30th-31st Grub Out Weeds, Briars, And Other Plant Pests.
I have a Frontier wholesale membership and they have GREAT deals on organic and fair trade spices, teas and soaps like Dr. Bronner's. Before I signed up I did lots of reading at their website and at About Frontier is info about their business practices. I liked what I read.
Frontier carries over 10,000 products and here is their online wholesale catalog:
https://wholesale.frontiercoop.com/whslpubl/FrontierWholesaleCatalog.pdf (LARGE file, takes a while to download)
LOTS of resources and monthly sales: https://wholesale.frontiercoop.com/store.php?Screen=resources
Frontier wholesale prices are usually about 50% off retail. I've seen some of their products at the health food store on Stockton Hill.
For orders over $250 there are NO shipping charges and that's why we're offering to order for others in the Kingman, AZ, area. Here is an order we're currently working on: Continue reading “Buying club: Frontier Co-op organic wholesale spice and tea order”
I can't believe it's SEPTEMBER!
The last couple nights in August it got down to 55 and we started watering the beds and large containers every 2nd day.
We had several PERFECT days, which I unfortunately spent working in the office all day and half the night. Sure hope we don't have another October freeze like last year — I'll try to upload some new garden pics this weekend.
Farmers' Almanac: September 2010
2nd-3rd Seeds Planted Now Tend To Rot In Ground.
4th-5th Fine Planting Days For Fall Potatoes, Turnips, Onions, Carrots, Beets, And Other Root Crops. Also Plant Seedbeds And Flower Gardens.
6th-9th A Most Barren Period, Best For Killing Plant Pests Or Doing Chores Around The Farm.
10th-11th Good Days For Planting Peas, Beans, Tomatoes, Peppers, And Other Above Ground Crops In Southern Florida, Texas, And California. Excellent For Sowing Grains, Hay, And Forage Crops. Plant Flowers.
12th-14th Excellent Time For Planting Above Ground Crops That Can Be Planted Now, Including Leafy Vegetables, Which Will Do Well. Start Seedbeds.
15th-16th Clear Fence Rows, Woodlots, And Fields, But Do No Planting.
17th-19th Any Above Ground Crops That Can Be Planted Now Will Do Well.
20th-21st Poor Planting Day. Kill Plant Pests.
22nd-23rd First Day Favorable For Planting Above Ground Crops. Second Day Favorable For Planting Root Crops.
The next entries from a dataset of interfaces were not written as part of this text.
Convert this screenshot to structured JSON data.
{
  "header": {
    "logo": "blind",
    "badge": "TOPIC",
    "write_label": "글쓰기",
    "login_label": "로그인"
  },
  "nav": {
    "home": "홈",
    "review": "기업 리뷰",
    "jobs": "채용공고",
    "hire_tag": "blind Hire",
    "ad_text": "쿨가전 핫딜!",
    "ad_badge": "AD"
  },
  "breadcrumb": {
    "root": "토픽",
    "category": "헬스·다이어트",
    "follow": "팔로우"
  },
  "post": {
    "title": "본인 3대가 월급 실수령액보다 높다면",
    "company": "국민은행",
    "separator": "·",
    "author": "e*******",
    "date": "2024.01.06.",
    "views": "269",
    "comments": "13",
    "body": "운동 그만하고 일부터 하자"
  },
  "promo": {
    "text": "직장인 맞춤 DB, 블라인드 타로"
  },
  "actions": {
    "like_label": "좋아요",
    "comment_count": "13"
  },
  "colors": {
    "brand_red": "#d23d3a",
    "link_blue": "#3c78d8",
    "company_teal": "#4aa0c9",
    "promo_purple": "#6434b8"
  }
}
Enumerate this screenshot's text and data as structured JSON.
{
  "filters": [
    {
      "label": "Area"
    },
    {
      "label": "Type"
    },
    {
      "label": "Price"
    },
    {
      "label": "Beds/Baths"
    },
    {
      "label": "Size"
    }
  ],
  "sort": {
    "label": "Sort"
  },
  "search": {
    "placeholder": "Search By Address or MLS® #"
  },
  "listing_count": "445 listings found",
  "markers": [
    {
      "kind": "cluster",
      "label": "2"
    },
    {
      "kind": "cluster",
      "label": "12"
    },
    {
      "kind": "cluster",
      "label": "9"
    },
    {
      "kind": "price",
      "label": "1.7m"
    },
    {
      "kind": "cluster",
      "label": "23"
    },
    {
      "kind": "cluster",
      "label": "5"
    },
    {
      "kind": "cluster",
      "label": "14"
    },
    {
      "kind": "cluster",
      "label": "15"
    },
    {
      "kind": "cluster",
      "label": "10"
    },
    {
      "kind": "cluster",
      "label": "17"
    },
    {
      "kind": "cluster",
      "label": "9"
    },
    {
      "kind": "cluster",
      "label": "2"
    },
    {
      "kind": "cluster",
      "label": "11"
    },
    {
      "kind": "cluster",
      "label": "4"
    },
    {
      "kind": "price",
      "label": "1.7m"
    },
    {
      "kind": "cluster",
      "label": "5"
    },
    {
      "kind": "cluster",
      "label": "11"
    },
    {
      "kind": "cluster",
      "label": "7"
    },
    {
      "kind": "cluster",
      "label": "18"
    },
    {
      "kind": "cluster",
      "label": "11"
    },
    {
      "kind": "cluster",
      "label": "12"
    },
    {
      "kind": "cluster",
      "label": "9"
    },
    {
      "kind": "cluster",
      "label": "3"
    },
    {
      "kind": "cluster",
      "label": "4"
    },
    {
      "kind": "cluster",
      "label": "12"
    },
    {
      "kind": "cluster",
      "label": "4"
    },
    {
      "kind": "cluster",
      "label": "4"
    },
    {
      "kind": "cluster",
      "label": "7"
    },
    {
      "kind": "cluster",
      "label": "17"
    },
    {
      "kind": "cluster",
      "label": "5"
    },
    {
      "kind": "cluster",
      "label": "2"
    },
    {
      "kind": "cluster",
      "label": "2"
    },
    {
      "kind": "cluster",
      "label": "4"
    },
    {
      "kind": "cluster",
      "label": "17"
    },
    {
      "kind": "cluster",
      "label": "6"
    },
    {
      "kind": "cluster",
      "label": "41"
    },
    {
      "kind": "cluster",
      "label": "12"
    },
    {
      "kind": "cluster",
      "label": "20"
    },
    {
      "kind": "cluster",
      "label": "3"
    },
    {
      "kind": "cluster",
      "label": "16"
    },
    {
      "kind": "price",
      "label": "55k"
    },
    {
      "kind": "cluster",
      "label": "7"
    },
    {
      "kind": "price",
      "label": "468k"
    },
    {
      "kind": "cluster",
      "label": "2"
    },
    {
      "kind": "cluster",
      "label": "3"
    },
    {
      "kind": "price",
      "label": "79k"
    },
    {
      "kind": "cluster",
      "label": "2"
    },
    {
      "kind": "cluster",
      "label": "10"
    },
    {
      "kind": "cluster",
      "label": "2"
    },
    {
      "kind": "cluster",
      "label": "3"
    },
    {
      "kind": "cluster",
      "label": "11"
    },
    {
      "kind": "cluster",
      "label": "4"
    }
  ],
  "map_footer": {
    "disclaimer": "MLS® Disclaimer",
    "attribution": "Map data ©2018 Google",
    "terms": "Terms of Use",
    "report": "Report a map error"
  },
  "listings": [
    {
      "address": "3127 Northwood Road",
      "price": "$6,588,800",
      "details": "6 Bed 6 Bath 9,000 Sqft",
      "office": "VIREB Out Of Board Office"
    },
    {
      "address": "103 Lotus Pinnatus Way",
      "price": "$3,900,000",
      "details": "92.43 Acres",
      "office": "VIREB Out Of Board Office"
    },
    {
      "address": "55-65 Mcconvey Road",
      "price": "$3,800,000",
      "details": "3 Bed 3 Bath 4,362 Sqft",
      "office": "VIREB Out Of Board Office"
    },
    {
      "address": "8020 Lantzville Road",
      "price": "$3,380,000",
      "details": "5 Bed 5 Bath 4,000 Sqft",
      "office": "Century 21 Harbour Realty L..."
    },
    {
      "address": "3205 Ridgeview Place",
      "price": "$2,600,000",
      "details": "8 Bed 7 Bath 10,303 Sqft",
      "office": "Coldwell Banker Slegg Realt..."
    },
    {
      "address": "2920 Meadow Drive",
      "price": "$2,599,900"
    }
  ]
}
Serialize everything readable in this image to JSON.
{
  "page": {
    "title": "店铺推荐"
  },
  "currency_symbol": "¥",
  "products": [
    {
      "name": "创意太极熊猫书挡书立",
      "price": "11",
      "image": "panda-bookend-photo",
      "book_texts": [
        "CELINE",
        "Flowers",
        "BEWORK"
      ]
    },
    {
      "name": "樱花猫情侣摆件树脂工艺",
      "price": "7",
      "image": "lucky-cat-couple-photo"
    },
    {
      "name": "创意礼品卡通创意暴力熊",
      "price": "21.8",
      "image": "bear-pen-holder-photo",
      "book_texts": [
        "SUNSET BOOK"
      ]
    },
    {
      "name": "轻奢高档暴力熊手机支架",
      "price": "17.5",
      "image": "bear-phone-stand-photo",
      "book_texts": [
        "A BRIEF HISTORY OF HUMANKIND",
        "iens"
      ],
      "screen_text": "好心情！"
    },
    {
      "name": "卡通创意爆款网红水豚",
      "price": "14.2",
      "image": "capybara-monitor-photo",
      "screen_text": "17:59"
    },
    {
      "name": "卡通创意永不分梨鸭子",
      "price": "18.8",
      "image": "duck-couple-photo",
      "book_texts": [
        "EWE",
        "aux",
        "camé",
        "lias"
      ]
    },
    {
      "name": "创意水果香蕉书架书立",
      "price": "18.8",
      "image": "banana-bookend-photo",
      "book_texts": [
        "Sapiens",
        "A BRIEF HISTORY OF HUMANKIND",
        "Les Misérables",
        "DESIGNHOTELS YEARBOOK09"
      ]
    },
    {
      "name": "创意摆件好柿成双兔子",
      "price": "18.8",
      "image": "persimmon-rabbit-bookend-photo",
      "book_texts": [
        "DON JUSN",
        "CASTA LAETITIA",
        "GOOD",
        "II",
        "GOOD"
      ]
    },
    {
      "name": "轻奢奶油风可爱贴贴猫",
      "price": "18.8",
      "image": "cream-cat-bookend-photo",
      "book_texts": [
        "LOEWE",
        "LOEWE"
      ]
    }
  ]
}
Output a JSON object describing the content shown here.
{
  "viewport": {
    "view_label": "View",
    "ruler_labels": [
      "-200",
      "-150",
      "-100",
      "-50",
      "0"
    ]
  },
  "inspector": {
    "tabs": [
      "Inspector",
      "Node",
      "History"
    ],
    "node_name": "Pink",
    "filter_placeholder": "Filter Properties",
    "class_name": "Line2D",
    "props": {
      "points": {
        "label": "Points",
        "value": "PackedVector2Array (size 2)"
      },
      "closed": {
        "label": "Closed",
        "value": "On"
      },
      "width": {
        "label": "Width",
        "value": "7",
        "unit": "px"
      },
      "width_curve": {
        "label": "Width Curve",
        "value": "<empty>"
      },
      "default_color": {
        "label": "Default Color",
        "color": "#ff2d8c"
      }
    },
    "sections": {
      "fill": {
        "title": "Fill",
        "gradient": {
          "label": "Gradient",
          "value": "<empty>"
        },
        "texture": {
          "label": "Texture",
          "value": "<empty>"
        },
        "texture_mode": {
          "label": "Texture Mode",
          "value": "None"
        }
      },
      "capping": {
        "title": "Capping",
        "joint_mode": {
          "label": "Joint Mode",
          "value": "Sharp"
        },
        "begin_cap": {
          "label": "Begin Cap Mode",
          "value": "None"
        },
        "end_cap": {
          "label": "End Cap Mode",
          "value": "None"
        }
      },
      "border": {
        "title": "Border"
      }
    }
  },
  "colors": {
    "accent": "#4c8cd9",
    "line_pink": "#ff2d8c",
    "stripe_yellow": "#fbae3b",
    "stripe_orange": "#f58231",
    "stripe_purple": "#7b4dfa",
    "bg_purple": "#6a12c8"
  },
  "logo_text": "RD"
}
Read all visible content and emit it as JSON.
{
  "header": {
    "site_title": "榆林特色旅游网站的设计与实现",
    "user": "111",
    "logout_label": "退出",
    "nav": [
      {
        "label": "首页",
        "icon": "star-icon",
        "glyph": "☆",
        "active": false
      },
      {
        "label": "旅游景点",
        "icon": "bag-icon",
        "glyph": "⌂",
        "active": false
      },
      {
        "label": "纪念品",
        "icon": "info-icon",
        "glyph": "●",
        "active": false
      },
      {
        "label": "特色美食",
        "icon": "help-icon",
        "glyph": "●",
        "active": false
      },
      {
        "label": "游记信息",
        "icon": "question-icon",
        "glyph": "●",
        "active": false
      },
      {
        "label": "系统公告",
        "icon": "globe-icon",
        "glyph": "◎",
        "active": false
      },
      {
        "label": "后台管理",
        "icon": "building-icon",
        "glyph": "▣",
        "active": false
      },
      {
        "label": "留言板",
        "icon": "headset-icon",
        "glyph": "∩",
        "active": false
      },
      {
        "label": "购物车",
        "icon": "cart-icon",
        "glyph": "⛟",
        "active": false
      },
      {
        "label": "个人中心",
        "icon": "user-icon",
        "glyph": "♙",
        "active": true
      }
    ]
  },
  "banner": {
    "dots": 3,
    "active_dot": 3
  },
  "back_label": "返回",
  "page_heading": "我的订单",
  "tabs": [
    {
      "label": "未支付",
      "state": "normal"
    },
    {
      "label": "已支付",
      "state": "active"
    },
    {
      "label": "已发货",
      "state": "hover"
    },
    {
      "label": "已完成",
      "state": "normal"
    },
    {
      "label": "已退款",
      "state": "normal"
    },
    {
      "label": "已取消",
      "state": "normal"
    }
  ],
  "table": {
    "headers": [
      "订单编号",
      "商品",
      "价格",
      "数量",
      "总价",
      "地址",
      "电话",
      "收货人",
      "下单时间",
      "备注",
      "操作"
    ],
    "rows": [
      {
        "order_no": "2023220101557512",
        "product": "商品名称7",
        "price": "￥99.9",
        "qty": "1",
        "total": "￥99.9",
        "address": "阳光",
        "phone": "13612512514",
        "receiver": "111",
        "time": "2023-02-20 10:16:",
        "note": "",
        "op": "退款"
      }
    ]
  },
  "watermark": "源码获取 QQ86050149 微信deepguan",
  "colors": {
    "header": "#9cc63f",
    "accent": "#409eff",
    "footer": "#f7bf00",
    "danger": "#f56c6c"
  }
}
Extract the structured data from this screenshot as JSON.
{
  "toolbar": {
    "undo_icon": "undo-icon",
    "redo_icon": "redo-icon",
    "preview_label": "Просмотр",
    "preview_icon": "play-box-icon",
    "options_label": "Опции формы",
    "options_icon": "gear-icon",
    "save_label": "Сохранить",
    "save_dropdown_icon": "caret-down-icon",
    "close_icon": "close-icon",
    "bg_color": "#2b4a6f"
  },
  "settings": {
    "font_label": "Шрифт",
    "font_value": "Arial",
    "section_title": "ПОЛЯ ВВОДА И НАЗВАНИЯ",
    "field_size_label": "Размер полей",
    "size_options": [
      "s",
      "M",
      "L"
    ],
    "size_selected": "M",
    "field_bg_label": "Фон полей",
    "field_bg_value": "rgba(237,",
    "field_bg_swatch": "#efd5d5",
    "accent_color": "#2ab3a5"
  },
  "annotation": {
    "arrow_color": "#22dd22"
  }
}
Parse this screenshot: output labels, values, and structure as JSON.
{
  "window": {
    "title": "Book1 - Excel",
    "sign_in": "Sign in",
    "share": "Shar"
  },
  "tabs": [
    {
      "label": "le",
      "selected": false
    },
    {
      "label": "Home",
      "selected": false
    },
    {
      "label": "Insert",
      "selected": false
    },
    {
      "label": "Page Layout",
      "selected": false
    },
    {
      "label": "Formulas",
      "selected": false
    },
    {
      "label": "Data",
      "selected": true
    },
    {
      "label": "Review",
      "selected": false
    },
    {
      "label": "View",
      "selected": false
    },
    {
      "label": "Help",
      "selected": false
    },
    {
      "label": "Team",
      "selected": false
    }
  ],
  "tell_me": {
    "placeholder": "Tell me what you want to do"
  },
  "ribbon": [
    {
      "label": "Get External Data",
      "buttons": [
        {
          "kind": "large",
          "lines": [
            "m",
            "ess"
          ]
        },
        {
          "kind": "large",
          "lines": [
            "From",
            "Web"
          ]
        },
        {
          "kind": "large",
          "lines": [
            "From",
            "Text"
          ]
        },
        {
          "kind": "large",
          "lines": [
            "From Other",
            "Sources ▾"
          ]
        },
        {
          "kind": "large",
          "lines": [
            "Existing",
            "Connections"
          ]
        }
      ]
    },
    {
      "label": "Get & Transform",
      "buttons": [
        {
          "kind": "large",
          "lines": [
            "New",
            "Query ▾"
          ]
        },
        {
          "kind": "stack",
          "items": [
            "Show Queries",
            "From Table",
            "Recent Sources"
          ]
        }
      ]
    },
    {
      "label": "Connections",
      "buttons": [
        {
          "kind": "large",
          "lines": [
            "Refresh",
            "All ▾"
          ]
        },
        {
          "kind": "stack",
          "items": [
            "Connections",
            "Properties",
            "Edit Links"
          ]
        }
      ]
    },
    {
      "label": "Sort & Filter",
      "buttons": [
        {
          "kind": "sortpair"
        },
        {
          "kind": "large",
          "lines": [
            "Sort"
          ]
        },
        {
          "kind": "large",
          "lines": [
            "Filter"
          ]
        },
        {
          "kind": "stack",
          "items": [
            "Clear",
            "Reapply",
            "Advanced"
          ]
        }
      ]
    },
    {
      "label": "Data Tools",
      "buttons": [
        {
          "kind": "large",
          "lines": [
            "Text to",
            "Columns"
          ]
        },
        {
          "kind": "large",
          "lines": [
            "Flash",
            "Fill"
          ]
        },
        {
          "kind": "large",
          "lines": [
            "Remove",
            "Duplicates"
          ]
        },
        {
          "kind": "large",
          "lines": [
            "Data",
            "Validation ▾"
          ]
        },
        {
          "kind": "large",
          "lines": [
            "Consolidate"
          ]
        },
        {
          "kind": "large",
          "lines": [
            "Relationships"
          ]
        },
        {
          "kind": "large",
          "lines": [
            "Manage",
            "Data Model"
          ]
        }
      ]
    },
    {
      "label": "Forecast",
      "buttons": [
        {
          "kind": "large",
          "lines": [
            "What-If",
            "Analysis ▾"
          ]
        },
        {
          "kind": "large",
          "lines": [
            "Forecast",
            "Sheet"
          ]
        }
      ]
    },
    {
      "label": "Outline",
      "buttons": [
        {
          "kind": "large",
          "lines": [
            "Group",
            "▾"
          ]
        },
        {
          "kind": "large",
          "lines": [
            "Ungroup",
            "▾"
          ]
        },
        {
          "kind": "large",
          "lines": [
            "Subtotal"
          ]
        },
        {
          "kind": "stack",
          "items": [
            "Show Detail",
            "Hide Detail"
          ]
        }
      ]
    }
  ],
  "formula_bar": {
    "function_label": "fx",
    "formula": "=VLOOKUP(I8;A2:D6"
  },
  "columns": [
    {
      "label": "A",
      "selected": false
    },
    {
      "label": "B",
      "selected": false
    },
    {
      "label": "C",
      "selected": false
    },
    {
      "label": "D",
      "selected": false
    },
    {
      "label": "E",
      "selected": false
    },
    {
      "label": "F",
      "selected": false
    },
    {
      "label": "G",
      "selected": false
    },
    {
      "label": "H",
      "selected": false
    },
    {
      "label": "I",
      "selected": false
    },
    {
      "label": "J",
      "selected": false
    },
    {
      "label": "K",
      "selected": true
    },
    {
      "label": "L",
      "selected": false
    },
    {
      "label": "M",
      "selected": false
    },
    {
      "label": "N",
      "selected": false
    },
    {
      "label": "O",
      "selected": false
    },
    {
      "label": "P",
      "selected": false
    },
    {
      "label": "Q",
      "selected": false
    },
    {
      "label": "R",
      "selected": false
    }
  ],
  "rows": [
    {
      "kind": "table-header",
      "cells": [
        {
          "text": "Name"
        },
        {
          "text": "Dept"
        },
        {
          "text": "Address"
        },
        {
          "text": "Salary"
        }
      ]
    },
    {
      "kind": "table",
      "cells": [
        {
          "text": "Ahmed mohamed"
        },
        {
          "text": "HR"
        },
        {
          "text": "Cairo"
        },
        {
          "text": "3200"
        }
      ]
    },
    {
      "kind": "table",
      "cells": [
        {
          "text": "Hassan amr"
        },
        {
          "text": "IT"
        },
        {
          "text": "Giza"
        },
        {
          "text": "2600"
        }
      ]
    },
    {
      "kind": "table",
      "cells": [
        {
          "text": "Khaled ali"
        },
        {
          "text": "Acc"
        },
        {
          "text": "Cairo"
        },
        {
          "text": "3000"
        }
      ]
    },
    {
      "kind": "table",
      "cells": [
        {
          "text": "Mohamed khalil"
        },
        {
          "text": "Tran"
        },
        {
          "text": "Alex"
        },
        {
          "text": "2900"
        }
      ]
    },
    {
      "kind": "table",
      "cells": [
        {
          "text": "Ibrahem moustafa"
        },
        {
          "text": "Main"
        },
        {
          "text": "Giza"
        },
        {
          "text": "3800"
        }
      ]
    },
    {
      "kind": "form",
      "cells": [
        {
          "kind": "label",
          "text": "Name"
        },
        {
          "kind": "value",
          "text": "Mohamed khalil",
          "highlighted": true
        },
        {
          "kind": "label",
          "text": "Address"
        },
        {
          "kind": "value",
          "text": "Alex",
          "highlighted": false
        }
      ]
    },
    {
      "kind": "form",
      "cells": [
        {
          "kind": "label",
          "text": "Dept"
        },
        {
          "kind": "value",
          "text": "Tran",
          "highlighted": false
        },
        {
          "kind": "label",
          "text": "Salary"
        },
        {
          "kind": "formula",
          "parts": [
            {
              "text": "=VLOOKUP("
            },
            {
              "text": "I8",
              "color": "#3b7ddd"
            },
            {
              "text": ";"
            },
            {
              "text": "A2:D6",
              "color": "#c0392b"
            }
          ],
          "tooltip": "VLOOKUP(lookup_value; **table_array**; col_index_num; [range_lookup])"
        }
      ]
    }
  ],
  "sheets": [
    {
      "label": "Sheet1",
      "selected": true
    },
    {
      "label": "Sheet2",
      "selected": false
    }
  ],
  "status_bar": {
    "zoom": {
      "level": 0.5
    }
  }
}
Both Days Are Good For Vine Crops.
24th-26th Seeds Planted Now Will Grow Poorly And Yield Little.
27th-28th Good Day For Planting Root Crops.
29th-30th Seeds Planted Now Tend To Rot In Ground.